So a few years ago, I was living in Fayetteville and I walked into the natural foods store to buy some organic Cheetos or something, and I look up and there's standing Earl "Chinna" Smith. No exaggeration: The man played on like half the reggae albums I own. Probably more than half now that I think about it. I-Roy, Burning Spear, Toots & The Maytals, Big Youth, Dillinger, Max Romeo, The Upsetters, Scientist, The Mighty Diamonds, Augustus Pablo — the list goes on seemingly forever of albums to which Smith contributed his versatile, snaky guitar playing. I think it would be fair to say that he's the king of reggae session guitarists. So why was he was standing in a hippie "co-op" in Arkansas, looking around like, what is this place? He was in town because he'd hooked up with Joseph Fennell, a.k.a. Joseph Israel, a guy from Fayetteville whose dad owns some popular restaurants. Israel loved reggae so much he grew out dreads and started talking with a patois and converted to Rastafarianism (he also quotes the Bible a lot on his Facebook). Oh, and he went down to Kingston and recorded at Tuff Gong and actually did a duet with Luciano and Dean Fraser (which isn't too bad). He's got a new album out called "Kingdom Road" and ... I don't know, it's all just so weird. There was this bizarre Fayetteville thing going on for a while where these people from Arkansas were all "Jah" this and "Irie" that and "I and I gon' chant down Babylon" or whatever and lots of us were all like, "Ha-ha, whatever poseurs." But then one of them actually became a somewhat notable reggae artist. He put out an album on Universal a few years ago. He's on a compilation album for children called "Songs for the Car," alongside Billy Ray Cyrus and Smashmouth and Hanson and Patti LaBelle. Just, weird.
9 p.m.-5 a.m. Discovery. $10-$15.
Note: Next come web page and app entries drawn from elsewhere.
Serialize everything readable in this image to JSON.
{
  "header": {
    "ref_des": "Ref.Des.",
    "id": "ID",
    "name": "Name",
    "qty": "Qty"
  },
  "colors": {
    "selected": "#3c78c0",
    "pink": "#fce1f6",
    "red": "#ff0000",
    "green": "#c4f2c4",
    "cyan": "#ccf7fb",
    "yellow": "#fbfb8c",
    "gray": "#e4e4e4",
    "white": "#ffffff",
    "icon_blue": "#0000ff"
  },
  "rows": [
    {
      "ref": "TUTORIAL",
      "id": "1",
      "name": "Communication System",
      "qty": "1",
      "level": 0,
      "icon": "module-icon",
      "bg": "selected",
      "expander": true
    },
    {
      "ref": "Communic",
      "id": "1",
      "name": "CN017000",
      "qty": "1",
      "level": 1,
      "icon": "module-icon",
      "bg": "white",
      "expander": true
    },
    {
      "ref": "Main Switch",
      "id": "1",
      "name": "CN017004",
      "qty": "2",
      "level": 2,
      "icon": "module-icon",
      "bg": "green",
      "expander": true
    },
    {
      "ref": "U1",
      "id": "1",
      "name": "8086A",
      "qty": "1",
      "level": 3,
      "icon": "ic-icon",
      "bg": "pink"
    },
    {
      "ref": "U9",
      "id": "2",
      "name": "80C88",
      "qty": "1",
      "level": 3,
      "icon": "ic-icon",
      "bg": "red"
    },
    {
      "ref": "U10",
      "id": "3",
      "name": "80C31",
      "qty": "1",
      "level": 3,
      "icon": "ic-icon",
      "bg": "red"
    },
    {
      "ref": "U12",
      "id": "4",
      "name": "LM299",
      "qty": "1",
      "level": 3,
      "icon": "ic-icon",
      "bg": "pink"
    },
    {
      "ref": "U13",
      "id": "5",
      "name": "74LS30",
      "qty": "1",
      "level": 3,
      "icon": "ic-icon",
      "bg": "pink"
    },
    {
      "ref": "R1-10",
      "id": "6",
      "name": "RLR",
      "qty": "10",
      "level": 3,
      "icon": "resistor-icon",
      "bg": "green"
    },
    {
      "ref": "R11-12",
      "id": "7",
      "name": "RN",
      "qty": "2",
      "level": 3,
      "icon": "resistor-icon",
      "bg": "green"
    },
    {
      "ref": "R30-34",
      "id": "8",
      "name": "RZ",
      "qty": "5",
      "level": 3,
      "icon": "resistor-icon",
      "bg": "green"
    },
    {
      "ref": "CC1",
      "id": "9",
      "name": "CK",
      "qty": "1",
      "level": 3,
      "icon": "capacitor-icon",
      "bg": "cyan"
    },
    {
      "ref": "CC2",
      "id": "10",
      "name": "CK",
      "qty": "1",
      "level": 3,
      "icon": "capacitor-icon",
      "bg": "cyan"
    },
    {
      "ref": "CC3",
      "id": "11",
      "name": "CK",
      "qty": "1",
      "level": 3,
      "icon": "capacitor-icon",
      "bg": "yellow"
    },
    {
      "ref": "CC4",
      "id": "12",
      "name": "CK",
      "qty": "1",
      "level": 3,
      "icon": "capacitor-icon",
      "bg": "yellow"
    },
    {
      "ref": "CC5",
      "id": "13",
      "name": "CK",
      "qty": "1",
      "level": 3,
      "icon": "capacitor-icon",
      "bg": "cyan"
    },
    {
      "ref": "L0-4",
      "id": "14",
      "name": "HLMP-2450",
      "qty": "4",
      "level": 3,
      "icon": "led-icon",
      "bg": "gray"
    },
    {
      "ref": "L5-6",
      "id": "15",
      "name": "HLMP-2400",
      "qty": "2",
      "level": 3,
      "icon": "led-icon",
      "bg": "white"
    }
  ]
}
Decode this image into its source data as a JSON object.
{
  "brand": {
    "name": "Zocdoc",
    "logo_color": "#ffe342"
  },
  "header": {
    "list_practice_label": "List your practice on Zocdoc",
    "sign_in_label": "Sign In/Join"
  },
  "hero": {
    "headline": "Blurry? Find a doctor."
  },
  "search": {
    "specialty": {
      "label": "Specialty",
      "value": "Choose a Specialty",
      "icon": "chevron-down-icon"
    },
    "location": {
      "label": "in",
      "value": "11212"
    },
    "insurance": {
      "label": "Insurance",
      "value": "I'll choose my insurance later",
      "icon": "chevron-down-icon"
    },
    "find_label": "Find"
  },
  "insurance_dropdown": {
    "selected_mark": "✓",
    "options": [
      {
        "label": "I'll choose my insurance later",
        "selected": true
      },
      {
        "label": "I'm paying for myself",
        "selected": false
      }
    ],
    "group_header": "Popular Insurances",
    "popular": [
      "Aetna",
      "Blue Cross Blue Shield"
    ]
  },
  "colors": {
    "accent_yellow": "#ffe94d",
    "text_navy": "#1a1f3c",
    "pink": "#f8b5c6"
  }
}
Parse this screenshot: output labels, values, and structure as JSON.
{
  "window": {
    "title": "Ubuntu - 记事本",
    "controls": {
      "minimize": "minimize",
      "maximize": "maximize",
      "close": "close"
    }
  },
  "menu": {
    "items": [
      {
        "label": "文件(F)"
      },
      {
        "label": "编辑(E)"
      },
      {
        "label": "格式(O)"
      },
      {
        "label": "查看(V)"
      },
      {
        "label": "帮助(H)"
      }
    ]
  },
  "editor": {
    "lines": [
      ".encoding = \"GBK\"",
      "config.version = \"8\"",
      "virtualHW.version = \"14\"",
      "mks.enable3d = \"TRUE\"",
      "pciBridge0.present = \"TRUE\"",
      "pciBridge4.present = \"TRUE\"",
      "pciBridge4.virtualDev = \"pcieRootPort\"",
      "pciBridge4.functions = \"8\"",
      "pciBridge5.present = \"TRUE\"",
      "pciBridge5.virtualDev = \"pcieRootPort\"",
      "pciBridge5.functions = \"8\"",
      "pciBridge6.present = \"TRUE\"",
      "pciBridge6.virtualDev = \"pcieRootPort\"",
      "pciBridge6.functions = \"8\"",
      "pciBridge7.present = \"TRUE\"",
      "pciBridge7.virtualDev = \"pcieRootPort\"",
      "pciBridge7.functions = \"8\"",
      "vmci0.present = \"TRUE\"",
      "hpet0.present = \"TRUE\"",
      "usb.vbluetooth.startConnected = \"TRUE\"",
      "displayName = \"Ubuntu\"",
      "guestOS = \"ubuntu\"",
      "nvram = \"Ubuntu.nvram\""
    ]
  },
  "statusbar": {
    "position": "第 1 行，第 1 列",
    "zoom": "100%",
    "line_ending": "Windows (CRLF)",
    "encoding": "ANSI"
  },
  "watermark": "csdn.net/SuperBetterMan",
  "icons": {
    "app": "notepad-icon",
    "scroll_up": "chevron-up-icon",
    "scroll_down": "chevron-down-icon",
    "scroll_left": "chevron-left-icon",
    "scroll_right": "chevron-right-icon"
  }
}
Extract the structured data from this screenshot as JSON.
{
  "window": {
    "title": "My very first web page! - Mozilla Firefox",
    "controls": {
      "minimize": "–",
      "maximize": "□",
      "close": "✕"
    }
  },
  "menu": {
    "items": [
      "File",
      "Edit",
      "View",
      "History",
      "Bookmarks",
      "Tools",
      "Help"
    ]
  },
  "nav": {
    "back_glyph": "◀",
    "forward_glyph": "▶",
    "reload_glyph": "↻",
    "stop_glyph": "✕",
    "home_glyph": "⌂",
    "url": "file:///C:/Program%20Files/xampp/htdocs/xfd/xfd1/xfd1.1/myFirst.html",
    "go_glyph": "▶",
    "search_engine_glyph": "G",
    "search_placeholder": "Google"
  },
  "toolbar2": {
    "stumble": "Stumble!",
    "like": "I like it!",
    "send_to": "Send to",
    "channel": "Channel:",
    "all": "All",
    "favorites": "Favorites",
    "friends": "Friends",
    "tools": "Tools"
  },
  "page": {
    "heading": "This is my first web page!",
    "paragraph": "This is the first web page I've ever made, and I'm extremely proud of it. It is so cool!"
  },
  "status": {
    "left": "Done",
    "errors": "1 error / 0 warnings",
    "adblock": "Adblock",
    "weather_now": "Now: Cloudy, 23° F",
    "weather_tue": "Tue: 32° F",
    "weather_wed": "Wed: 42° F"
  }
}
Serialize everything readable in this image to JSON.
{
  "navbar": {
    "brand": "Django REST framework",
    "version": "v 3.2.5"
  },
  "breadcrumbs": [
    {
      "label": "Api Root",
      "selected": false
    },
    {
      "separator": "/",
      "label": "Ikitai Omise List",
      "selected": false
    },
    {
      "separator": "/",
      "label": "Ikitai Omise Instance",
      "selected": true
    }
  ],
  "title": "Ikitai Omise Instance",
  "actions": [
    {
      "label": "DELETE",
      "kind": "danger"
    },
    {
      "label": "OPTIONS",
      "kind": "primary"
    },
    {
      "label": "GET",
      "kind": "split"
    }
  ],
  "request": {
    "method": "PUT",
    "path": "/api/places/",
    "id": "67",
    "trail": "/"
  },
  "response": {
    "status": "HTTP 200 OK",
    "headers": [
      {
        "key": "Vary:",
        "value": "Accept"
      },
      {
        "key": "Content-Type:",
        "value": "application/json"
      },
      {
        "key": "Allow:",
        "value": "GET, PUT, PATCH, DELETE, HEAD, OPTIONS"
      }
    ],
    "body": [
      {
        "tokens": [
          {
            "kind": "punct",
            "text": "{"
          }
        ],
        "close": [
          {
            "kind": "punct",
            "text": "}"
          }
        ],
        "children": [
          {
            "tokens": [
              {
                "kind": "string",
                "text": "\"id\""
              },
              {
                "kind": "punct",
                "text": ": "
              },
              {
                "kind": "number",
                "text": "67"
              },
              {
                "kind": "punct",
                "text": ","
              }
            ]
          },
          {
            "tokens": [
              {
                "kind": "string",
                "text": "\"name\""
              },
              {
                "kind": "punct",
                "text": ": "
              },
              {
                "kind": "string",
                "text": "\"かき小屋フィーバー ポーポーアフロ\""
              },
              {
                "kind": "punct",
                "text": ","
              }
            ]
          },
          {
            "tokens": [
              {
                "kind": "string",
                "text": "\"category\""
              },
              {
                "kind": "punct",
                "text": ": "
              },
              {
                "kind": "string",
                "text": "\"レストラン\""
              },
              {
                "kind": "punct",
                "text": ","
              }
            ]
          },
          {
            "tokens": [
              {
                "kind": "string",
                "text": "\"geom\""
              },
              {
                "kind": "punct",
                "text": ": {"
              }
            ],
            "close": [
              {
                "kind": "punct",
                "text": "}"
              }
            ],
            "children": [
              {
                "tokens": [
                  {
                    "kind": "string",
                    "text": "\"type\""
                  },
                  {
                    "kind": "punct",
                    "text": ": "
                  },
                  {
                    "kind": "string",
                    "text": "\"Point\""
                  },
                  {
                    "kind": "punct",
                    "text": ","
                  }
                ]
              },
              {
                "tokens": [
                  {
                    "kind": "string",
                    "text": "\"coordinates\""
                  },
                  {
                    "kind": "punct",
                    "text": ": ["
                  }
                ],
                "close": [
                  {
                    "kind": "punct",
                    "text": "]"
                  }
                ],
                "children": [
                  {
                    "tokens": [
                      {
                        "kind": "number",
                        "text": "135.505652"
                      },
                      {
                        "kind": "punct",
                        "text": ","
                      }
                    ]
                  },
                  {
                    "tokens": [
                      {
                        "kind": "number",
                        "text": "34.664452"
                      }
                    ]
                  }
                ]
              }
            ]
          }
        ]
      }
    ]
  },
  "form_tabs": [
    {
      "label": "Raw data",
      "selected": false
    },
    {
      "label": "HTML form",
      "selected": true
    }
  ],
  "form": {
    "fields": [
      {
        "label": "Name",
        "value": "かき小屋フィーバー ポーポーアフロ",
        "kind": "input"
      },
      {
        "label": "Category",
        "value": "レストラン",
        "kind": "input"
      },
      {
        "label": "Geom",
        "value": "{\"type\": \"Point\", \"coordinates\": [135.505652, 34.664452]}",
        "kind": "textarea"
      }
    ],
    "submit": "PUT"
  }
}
Atlanta's Yung Joc first blew up big back in 2006, with his debut for Diddy's Bad Boy South label, "New Joc City." You might remember that video for "I Know You See It." Most recently, Joc was featured alongside T-Pain on the track "Addicted to Sex." Atlanta rapper Gucci Mane seemingly dissed Joc on a track from last year's "Trap God": "I got all eyes on me like Pac did / But I ain't tryin' to go broke like Joc did." So did Joc respond by going all ballistic and beefin' with Gucci? Nah, he was totally cool about it while also being hilarious. He told V-103's The Loud Pack that he loves Gucci and that "at the end of the day, it's freedom of speech man. Because I could be like, 'Whatever, Gucci ugly as ever.' I could be like, 'He done burned half the strippers in Atlanta.' I could say whatever but that don't mean nothing, it's just freedom of speech, that's what music's about."